Born to British parents in Paris, Sisley met his fellow future Impressionists, Frédéric Bazille and Claude Monet, in the early 1860s, and he would adhere to the Impressionist approach throughout his career. Sisley primarily painted landscapes, and only nine of his nearly 900 paintings are still lifes. He and Bazille worked closely together in 1866–67, and during that time Bazille painted a still life with a pike similar to this later work by Sisley. It is possible that Sisley remembered Bazille’s example when he painted this canvas, or he may simply have been inspired to take up his brush at the sight of a magnificent fresh water pike being readied for dinner.
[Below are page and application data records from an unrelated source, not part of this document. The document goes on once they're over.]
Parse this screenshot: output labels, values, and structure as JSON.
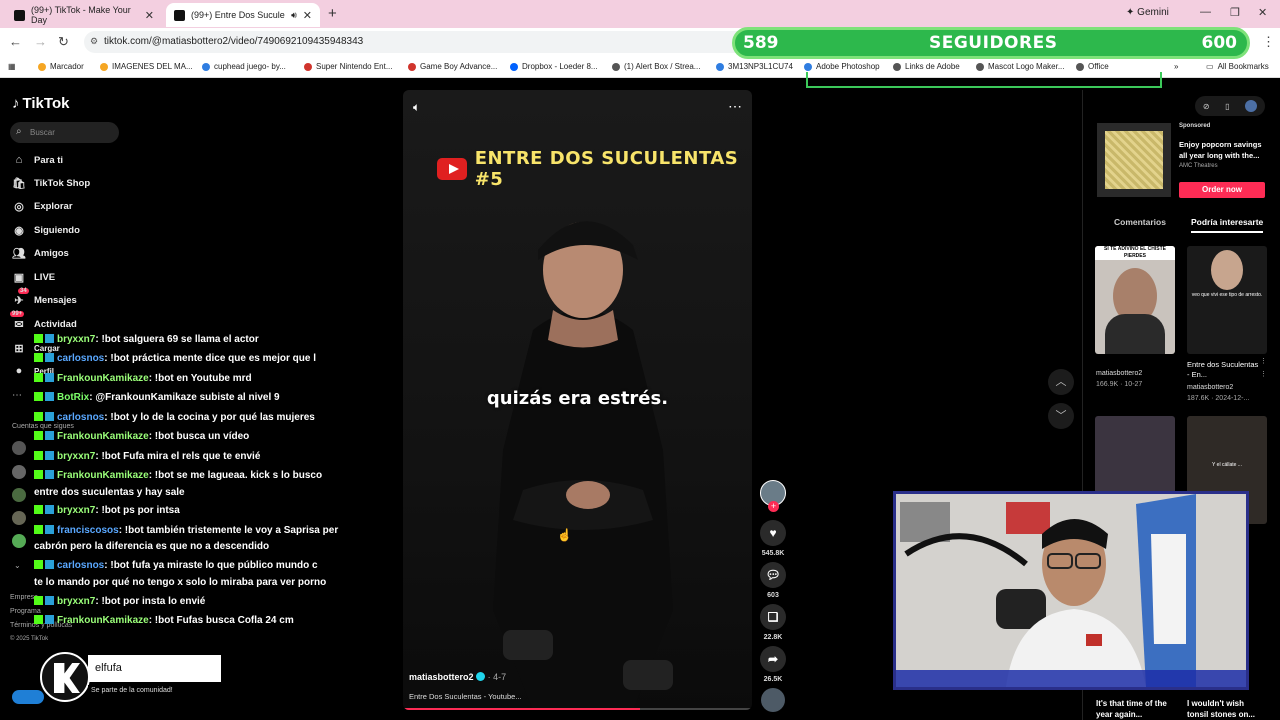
{
  "browser": {
    "tabs": [
      {
        "title": "(99+) TikTok - Make Your Day"
      },
      {
        "title": "(99+) Entre Dos Suculentas"
      }
    ],
    "gemini_label": "Gemini",
    "url": "tiktok.com/@matiasbottero2/video/7490692109435948343",
    "bookmarks": [
      "Marcador",
      "IMAGENES DEL MA...",
      "cuphead juego- by...",
      "Super Nintendo Ent...",
      "Game Boy Advance...",
      "Dropbox - Loeder 8...",
      "(1) Alert Box / Strea...",
      "3M13NP3L1CU74",
      "Adobe Photoshop",
      "Links de Adobe",
      "Mascot Logo Maker...",
      "Office"
    ],
    "all_bookmarks": "All Bookmarks"
  },
  "followers_overlay": {
    "current": "589",
    "label": "SEGUIDORES",
    "goal": "600"
  },
  "sidebar": {
    "logo": "TikTok",
    "search_placeholder": "Buscar",
    "nav": [
      {
        "label": "Para ti",
        "icon": "home-icon"
      },
      {
        "label": "TikTok Shop",
        "icon": "shop-icon"
      },
      {
        "label": "Explorar",
        "icon": "compass-icon"
      },
      {
        "label": "Siguiendo",
        "icon": "following-icon"
      },
      {
        "label": "Amigos",
        "icon": "friends-icon"
      },
      {
        "label": "LIVE",
        "icon": "live-icon"
      },
      {
        "label": "Mensajes",
        "icon": "messages-icon",
        "badge": "34"
      },
      {
        "label": "Actividad",
        "icon": "activity-icon",
        "badge": "99+"
      },
      {
        "label": "Cargar",
        "icon": "upload-icon"
      },
      {
        "label": "Perfil",
        "icon": "profile-icon"
      }
    ],
    "following_header": "Cuentas que sigues",
    "footer": [
      "Empresa",
      "Programa",
      "Términos y políticas",
      "© 2025 TikTok"
    ]
  },
  "chat": [
    {
      "user": "bryxxn7",
      "color": "green",
      "text": ": !bot salguera 69 se llama el actor"
    },
    {
      "user": "carlosnos",
      "color": "blue",
      "text": ": !bot práctica mente dice que es mejor que l"
    },
    {
      "user": "FrankounKamikaze",
      "color": "green",
      "text": ": !bot en Youtube mrd"
    },
    {
      "user": "BotRix",
      "color": "botrix",
      "text": ": @FrankounKamikaze subiste al nivel 9"
    },
    {
      "user": "carlosnos",
      "color": "blue",
      "text": ": !bot y lo de la cocina y por qué las mujeres"
    },
    {
      "user": "FrankounKamikaze",
      "color": "green",
      "text": ": !bot busca un vídeo"
    },
    {
      "user": "bryxxn7",
      "color": "green",
      "text": ": !bot Fufa mira el rels que te envié"
    },
    {
      "user": "FrankounKamikaze",
      "color": "green",
      "text": ": !bot se me lagueaa. kick s lo busco"
    },
    {
      "user": "",
      "color": "none",
      "text": "entre dos suculentas y hay sale"
    },
    {
      "user": "bryxxn7",
      "color": "green",
      "text": ": !bot ps por intsa"
    },
    {
      "user": "franciscosos",
      "color": "blue",
      "text": ": !bot también tristemente le voy a Saprisa per"
    },
    {
      "user": "",
      "color": "none",
      "text": "cabrón pero la diferencia es que no a descendido"
    },
    {
      "user": "carlosnos",
      "color": "blue",
      "text": ": !bot fufa ya miraste lo que público mundo c"
    },
    {
      "user": "",
      "color": "none",
      "text": "te lo mando por qué no tengo x solo lo miraba para ver porno"
    },
    {
      "user": "bryxxn7",
      "color": "green",
      "text": ": !bot por insta lo envié"
    },
    {
      "user": "FrankounKamikaze",
      "color": "green",
      "text": ": !bot Fufas busca Cofla 24 cm"
    }
  ],
  "kick": {
    "name": "elfufa",
    "subtitle": "Se parte de la comunidad!"
  },
  "video": {
    "title": "ENTRE DOS SUCULENTAS #5",
    "caption": "quizás era estrés.",
    "author": "matiasbottero2",
    "date": "4-7",
    "description": "Entre Dos Suculentas - Youtube...",
    "progress": 0.68,
    "likes": "545.8K",
    "comments": "603",
    "saves": "22.8K",
    "shares": "26.5K"
  },
  "right_panel": {
    "sponsored": "Sponsored",
    "ad_text": "Enjoy popcorn savings all year long with the...",
    "ad_brand": "AMC Theatres",
    "order_button": "Order now",
    "tabs": [
      "Comentarios",
      "Podría interesarte"
    ],
    "cards": [
      {
        "overlay": "SI TE ADIVINO EL CHISTE PIERDES",
        "caption": "",
        "author": "matiasbottero2",
        "meta": "166.9K · 10-27"
      },
      {
        "overlay": "veo que vivi ese tipo de arresto.",
        "caption": "Entre dos Suculentas - En...",
        "author": "matiasbottero2",
        "meta": "187.6K · 2024-12-..."
      },
      {
        "overlay": "",
        "caption": "",
        "author": "",
        "meta": ""
      },
      {
        "overlay": "Y el cállate ...",
        "caption": "",
        "author": "",
        "meta": ""
      }
    ],
    "bottom_captions": [
      "It's that time of the year again...",
      "I wouldn't wish tonsil stones on..."
    ]
  },
  "colors": {
    "tiktok_red": "#fe2c55",
    "follower_green": "#2db84c",
    "kick_green": "#53fc18",
    "caption_yellow": "#f8e46a"
  }
}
The bouquet of herbs nearby suggest that this fish was to be simply poached in the traditional manner rather than readied in the more elaborate preparation needed for the culinary classic of quenelles of pike.
Le Brochet (The Pike), 1888
Oil on canvas
Gift in honor of Helene and Mark Eisner, by exchange, 2005.7.1